The laws will also help lower the rates of HIV, hepatitis B and hepatitis C—three viruses that can be transmitted through injection drug use. In addition, syringe exchange programs and harm reduction efforts offer the benefits of helping people get tested and connected to care. 

“The principles of harm reduction are simple. We must accept that there is drug use in our communities. Some ways of using drugs are more dangerous than other ways. We need to meet people where they are, rather than forcing on them some preconceived notion of what their life should look like,” state Senator Joseph Vitale, D–Middlesex, a main sponsor of the bill, told NJ.com.

“The signing of these bills into law will help us reinforce the truth that harm reduction policies are successful because they help us to meet people who use drugs where they are, without judgment.”

About 3,081 New Jersey residents died of suspected drug overdoses last year, according to a statement from the governor reported by NJ.com.

Needle exchanges have been legal in the state since 2006. But the law that allowed their operation also gave local officials the authority to open or close the centers. The new law, S3009, gives oversight to the New Jersey Department of Health.

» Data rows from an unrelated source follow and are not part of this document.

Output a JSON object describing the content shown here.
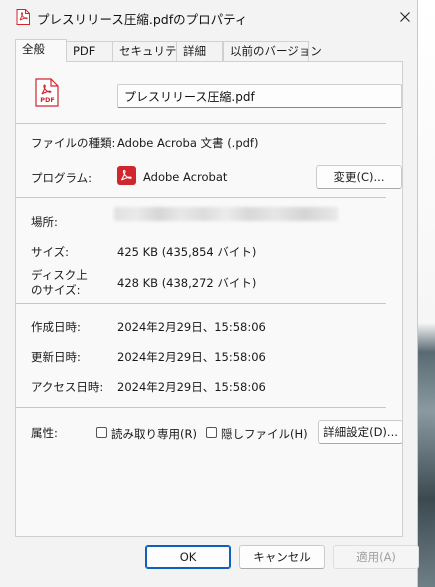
{
  "window": {
    "title": "プレスリリース圧縮.pdfのプロパティ"
  },
  "tabs": [
    {
      "label": "全般",
      "active": true
    },
    {
      "label": "PDF"
    },
    {
      "label": "セキュリティ"
    },
    {
      "label": "詳細"
    },
    {
      "label": "以前のバージョン"
    }
  ],
  "file": {
    "icon": "pdf-file-icon",
    "icon_text": "PDF",
    "name": "プレスリリース圧縮.pdf"
  },
  "type": {
    "label": "ファイルの種類:",
    "value": "Adobe Acroba 文書 (.pdf)"
  },
  "program": {
    "label": "プログラム:",
    "icon": "adobe-acrobat-icon",
    "value": "Adobe Acrobat",
    "change_button": "変更(C)..."
  },
  "location": {
    "label": "場所:"
  },
  "size": {
    "label": "サイズ:",
    "value": "425 KB (435,854 バイト)"
  },
  "disk_size": {
    "label_line1": "ディスク上",
    "label_line2": "のサイズ:",
    "value": "428 KB (438,272 バイト)"
  },
  "created": {
    "label": "作成日時:",
    "value": "2024年2月29日、15:58:06"
  },
  "modified": {
    "label": "更新日時:",
    "value": "2024年2月29日、15:58:06"
  },
  "accessed": {
    "label": "アクセス日時:",
    "value": "2024年2月29日、15:58:06"
  },
  "attributes": {
    "label": "属性:",
    "readonly": {
      "label": "読み取り専用(R)",
      "checked": false
    },
    "hidden": {
      "label": "隠しファイル(H)",
      "checked": false
    },
    "advanced_button": "詳細設定(D)..."
  },
  "footer": {
    "ok": "OK",
    "cancel": "キャンセル",
    "apply": "適用(A)"
  },
  "colors": {
    "accent": "#0f5fbf",
    "pdf_red": "#d0262e"
  }
}
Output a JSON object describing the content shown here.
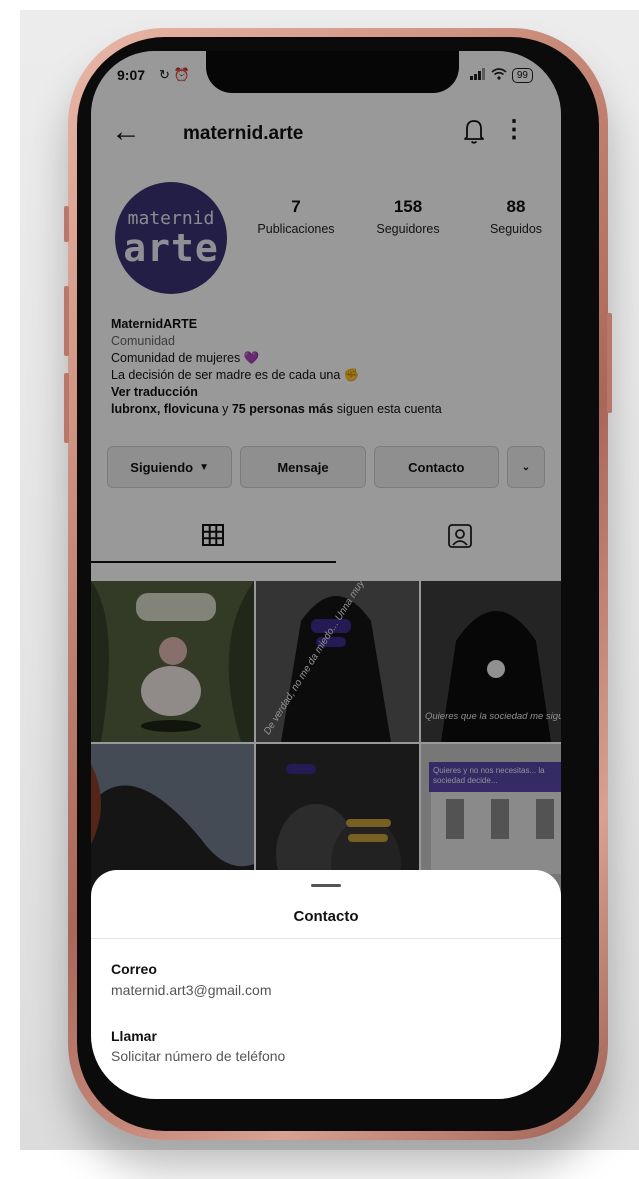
{
  "status": {
    "time": "9:07",
    "status_icons": "↻ ⏰",
    "battery": "99"
  },
  "header": {
    "username": "maternid.arte"
  },
  "profile": {
    "avatar_line1": "maternid",
    "avatar_line2": "arte",
    "stats": [
      {
        "value": "7",
        "label": "Publicaciones"
      },
      {
        "value": "158",
        "label": "Seguidores"
      },
      {
        "value": "88",
        "label": "Seguidos"
      }
    ],
    "name": "MaternidARTE",
    "category": "Comunidad",
    "bio_line1": "Comunidad de mujeres 💜",
    "bio_line2": "La decisión de ser madre es de cada una ✊",
    "translate": "Ver traducción",
    "followed_by_names": "lubronx, flovicuna",
    "followed_by_and": " y ",
    "followed_by_more": "75 personas más",
    "followed_by_tail": " siguen esta cuenta"
  },
  "actions": {
    "following": "Siguiendo",
    "message": "Mensaje",
    "contact": "Contacto"
  },
  "grid_texts": {
    "post2": "De verdad, no me da miedo... Unna muy a dar miedo",
    "post3": "Quieres que la sociedad me sigue... Que vas a quedar sola",
    "post4_caption": "Quieres y no nos necesitas... la sociedad decide..."
  },
  "sheet": {
    "title": "Contacto",
    "email_label": "Correo",
    "email_value": "maternid.art3@gmail.com",
    "call_label": "Llamar",
    "call_value": "Solicitar número de teléfono"
  },
  "colors": {
    "avatar_bg": "#3b3373",
    "frame": "#c98b7a"
  }
}
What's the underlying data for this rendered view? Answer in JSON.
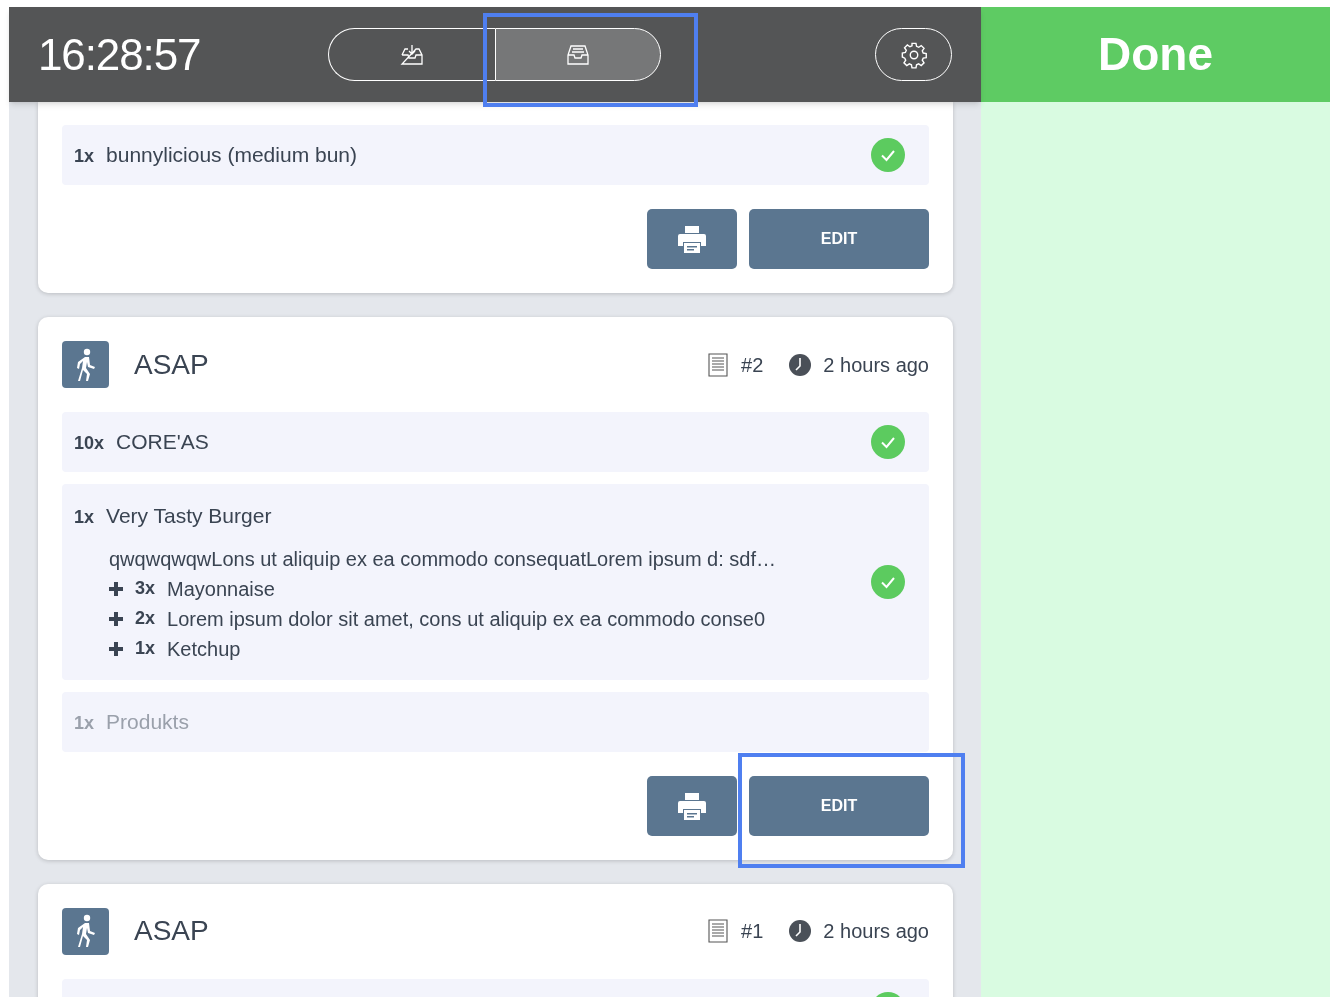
{
  "header": {
    "time": "16:28:57",
    "view_toggle": [
      {
        "selected": false,
        "highlighted": false
      },
      {
        "selected": true,
        "highlighted": true
      }
    ]
  },
  "done_panel": {
    "title": "Done"
  },
  "orders": [
    {
      "items": [
        {
          "qty": "1x",
          "name": "bunnylicious (medium bun)",
          "done": true,
          "unavailable": false
        }
      ],
      "edit_label": "EDIT",
      "edit_highlighted": false
    },
    {
      "header": {
        "title": "ASAP",
        "number": "#2",
        "time": "2 hours ago"
      },
      "items": [
        {
          "qty": "10x",
          "name": "CORE'AS",
          "done": true,
          "unavailable": false
        },
        {
          "qty": "1x",
          "name": "Very Tasty Burger",
          "note": "qwqwqwqwLons ut aliquip ex ea commodo consequatLorem ipsum d: sdf…",
          "modifiers": [
            {
              "qty": "3x",
              "name": "Mayonnaise"
            },
            {
              "qty": "2x",
              "name": "Lorem ipsum dolor sit amet, cons ut aliquip ex ea commodo conse0"
            },
            {
              "qty": "1x",
              "name": "Ketchup"
            }
          ],
          "done": true,
          "unavailable": false
        },
        {
          "qty": "1x",
          "name": "Produkts",
          "done": false,
          "unavailable": true
        }
      ],
      "edit_label": "EDIT",
      "edit_highlighted": true
    },
    {
      "header": {
        "title": "ASAP",
        "number": "#1",
        "time": "2 hours ago"
      },
      "items": [
        {
          "done": true
        }
      ]
    }
  ]
}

Previously, only seven municipalities allowed syringe exchanges to open in their communities: Asbury Park, Atlantic City, Camden, Jersey City, Newark, Paterson, and Trenton. Last year, the city council in Atlantic City tried to shutter the city’s syringe exchange, but after advocates fought back, a judge allowed it to remain open. Under the state’s new law, local authorities will not be able to close the location.

A related bill signed into law (S3493) decriminalizes the possession of syringes. And a third one (A798) creates a review team to look at drug overdoses in the state. The opioid crisis has caused more people to use injection drugs and raised the risk of overdosing. What’s more, the introduction of the deadly opioid fentanyl into the nation’s drug supply has increased the likelihood of overdoses, making drug use more dangerous than ever.

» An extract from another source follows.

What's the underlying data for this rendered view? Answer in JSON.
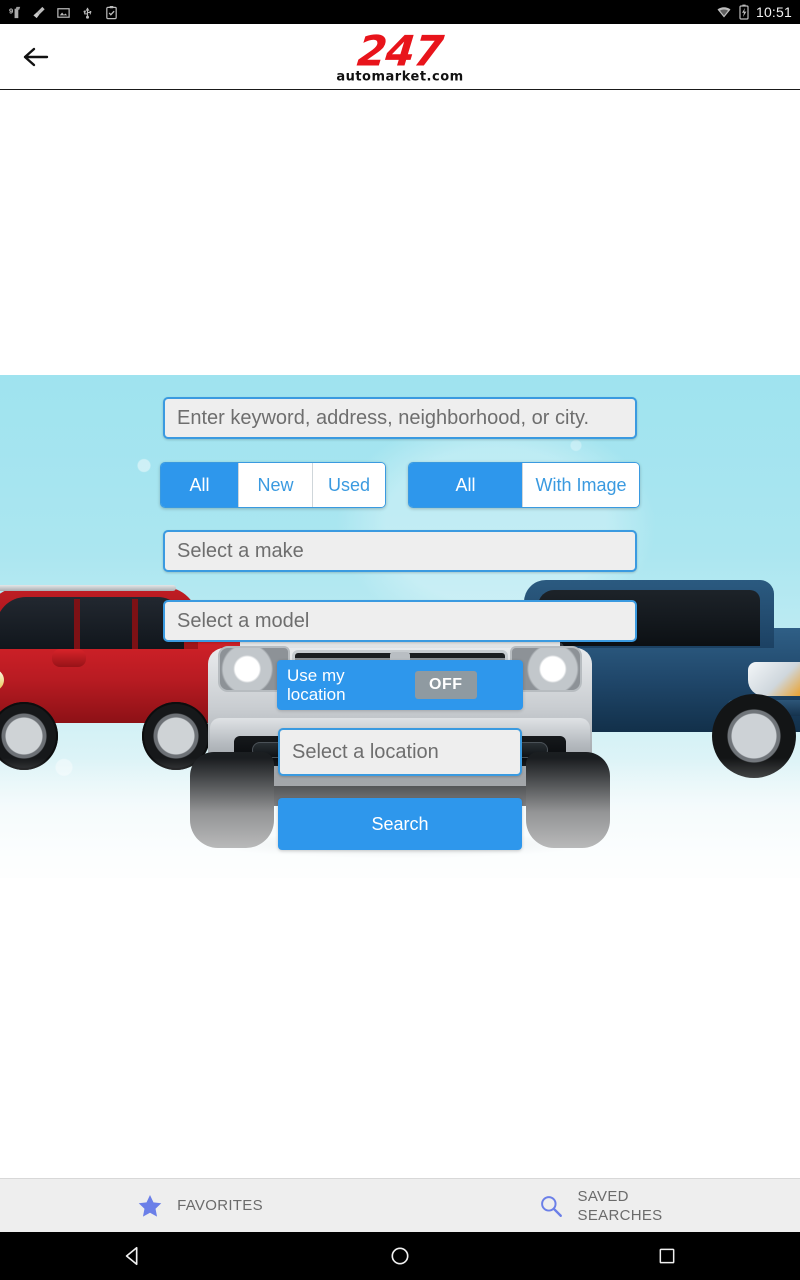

In related news, see “White House Now Supports Harm Reduction Such as Needle Exchange” and “We Can’t Beat Viral Hepatitis, HIV and Overdoses if We Close Syringe Services.”

Both HIV and hepatitis C can be transmitted via blood-to-blood contact, including through shared needles and drug equipment that has come in contact with blood. Hepatitis refers to inflammation of the liver. There can be many causes, but hepatitis C virus can result in a lifelong infection, mild to serious scarring of the liver (fibrosis and cirrhosis, respectively), liver cancer, liver failure and death. The good news is that hep C is curable in most cases. To learn more, see the Hepatitis C section of Hep magazine’s Hepatitis Basics, which includes an introduction to viral hepatitis as well as other forms of hepatitis and liver disease, such as non-alcoholic fatty liver disease (NAFLD), non-alcoholic steatohepatitis (NASH), alcoholic liver disease, autoimmune hepatitis and primary biliary cholangitis (PBC). And for a collection of articles in POZ about the intersection of hep C virus and HIV, click the hashtag #Hepatitis C.

HIV, in contrast, is a virus that attacks the immune system. Over several years, the immune system becomes depleted, and the body isn’t able to fight infections, leading to an AIDS diagnosis. Although there is no cure for HIV, many safe and effective treatments—often just one pill a day—are available. The medications help people living with HIV enjoy long and healthy lives and keep them from transmitting the virus to others. For more, see the Basics of HIV/AIDS in POZ.com, a sister publication of HepMag.com.